## Task:
Each line in the records that mentions the word "JSON" needs to be listed.

[[ Available records, beginning ]]

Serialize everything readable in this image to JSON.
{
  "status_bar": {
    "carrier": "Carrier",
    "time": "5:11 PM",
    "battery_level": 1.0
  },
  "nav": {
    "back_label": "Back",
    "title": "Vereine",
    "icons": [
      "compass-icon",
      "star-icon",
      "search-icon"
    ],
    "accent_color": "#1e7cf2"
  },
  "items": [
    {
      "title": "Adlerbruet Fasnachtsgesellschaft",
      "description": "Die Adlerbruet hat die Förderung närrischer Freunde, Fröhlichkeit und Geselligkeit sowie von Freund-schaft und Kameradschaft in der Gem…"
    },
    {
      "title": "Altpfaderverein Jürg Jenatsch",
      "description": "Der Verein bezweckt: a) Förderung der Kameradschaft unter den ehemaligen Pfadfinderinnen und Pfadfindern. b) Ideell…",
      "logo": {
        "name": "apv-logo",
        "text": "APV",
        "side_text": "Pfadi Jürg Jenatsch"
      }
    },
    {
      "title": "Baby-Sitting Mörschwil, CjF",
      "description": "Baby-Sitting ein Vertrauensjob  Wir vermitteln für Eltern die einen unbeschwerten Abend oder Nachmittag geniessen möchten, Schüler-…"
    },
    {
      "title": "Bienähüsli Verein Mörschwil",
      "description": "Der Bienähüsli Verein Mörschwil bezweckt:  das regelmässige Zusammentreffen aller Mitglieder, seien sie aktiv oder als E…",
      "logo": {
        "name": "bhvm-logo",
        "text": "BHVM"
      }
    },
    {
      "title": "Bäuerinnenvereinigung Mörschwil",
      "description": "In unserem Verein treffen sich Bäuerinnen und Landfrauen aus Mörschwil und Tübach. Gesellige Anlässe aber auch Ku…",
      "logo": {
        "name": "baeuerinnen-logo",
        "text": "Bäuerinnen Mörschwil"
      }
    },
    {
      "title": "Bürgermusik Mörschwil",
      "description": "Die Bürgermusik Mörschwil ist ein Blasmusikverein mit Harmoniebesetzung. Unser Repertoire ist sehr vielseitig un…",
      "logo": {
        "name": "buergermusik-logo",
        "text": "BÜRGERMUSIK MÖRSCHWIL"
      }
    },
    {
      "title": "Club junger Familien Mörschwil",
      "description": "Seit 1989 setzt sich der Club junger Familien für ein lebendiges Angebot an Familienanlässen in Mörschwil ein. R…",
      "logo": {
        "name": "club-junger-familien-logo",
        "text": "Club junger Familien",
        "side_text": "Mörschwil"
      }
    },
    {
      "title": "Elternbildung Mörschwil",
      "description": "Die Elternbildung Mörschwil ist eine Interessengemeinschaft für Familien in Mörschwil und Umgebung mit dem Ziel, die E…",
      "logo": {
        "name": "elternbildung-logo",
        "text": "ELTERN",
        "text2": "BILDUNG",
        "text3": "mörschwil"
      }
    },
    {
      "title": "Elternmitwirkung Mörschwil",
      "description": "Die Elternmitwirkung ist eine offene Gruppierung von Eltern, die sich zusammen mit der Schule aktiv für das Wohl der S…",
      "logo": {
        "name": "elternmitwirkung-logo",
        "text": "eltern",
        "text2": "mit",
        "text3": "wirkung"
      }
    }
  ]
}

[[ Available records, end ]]
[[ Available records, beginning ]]

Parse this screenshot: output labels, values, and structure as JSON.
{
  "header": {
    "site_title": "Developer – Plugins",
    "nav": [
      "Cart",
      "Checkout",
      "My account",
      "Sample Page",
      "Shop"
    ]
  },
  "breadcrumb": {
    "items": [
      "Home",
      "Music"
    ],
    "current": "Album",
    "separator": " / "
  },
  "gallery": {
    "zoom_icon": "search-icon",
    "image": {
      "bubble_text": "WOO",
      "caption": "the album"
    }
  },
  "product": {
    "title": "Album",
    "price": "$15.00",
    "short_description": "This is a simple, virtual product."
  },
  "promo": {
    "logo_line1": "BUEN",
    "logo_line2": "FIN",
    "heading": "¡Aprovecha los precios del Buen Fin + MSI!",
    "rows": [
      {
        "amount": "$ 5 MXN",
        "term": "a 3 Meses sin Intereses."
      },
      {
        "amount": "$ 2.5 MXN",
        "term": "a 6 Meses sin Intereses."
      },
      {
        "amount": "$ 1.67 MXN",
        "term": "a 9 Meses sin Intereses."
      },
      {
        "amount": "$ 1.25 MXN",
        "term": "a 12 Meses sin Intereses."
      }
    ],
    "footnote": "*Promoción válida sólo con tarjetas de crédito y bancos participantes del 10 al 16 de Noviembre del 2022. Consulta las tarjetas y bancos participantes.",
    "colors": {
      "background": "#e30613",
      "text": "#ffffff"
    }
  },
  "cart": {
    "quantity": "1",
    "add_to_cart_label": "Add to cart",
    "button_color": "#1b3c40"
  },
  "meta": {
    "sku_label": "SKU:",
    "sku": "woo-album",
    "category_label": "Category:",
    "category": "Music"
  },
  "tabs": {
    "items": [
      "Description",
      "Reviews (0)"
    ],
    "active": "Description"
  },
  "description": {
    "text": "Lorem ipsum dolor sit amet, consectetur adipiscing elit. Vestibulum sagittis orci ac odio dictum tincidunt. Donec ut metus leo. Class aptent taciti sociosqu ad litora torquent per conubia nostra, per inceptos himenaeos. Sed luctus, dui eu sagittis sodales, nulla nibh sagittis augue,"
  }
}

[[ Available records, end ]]
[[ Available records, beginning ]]

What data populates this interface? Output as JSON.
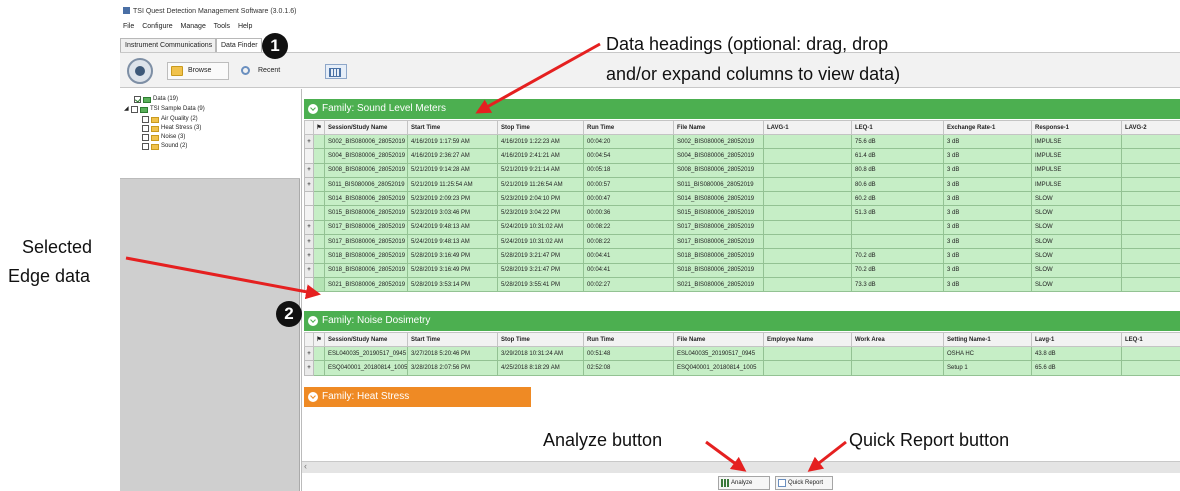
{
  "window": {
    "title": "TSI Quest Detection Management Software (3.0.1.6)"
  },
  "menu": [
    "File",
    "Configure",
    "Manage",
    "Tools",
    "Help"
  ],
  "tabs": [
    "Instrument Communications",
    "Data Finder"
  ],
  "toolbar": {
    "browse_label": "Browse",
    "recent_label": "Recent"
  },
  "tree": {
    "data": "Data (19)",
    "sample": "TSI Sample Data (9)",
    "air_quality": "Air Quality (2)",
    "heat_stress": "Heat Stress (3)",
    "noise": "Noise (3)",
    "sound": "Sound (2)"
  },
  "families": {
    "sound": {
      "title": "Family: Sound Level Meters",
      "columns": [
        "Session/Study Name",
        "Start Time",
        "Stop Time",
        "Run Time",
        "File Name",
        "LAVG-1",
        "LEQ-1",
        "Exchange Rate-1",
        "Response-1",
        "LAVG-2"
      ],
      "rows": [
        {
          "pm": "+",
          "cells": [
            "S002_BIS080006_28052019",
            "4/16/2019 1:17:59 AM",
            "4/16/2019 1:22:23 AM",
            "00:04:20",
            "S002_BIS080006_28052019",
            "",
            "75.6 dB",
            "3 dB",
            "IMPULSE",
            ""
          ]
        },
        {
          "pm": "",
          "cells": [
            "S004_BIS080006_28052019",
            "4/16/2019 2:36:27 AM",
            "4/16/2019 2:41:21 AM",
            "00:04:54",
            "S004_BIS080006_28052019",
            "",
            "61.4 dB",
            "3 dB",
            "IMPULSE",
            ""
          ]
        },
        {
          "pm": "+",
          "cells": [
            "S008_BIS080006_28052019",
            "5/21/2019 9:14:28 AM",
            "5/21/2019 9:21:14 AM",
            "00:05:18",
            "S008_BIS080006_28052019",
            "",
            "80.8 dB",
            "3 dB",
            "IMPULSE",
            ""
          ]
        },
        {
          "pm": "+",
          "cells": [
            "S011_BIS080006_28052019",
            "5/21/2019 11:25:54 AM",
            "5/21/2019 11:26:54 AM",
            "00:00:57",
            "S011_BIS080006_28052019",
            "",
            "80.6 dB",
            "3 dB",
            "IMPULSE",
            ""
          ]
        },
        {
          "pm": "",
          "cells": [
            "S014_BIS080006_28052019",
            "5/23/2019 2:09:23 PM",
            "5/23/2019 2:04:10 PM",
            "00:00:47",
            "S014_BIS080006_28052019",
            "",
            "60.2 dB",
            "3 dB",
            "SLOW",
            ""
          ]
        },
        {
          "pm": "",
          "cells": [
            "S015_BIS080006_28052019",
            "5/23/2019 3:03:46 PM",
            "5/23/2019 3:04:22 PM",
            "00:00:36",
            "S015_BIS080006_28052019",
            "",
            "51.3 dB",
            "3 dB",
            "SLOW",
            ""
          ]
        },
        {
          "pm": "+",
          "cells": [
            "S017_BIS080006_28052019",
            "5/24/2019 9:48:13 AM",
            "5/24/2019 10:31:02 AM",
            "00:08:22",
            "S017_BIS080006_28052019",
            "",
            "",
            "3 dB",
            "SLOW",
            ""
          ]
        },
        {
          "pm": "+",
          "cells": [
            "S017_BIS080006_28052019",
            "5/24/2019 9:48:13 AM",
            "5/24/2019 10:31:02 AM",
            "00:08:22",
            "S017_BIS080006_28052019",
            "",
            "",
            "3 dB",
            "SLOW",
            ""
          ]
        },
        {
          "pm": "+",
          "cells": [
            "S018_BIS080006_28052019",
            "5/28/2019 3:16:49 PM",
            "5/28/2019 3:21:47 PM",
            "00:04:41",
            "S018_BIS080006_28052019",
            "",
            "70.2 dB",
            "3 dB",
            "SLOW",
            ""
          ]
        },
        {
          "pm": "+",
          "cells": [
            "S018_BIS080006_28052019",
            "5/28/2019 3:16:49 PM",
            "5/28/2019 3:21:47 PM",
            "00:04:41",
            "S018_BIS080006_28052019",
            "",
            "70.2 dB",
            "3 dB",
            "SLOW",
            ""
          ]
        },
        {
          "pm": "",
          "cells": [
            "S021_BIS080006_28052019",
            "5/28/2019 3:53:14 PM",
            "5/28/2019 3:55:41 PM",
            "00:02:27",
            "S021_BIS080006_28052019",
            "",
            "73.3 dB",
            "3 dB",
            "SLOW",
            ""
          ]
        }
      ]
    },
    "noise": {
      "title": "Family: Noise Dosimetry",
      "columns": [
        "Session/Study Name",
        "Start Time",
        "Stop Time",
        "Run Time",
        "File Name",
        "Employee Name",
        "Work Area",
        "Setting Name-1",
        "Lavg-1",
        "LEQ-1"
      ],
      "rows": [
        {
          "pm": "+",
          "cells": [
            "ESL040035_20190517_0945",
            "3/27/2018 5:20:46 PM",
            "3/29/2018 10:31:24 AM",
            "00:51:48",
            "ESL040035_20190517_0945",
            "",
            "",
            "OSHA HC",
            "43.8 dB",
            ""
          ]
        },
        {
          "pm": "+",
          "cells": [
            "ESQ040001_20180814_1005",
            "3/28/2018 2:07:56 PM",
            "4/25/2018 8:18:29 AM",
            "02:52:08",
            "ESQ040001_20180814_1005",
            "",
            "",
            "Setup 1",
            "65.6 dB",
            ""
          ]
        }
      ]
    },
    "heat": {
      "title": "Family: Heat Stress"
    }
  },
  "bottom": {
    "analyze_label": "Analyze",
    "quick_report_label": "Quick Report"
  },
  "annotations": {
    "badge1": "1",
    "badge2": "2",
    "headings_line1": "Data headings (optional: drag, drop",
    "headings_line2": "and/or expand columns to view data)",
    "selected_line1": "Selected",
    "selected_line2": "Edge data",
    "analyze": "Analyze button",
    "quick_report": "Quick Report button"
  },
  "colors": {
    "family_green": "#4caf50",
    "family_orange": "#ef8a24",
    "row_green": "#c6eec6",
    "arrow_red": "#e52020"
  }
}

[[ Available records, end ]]

## Output for this task:
Serialize everything readable in this image to JSON.
Parse this screenshot: output labels, values, and structure as JSON.
What data populates this interface? Output as JSON.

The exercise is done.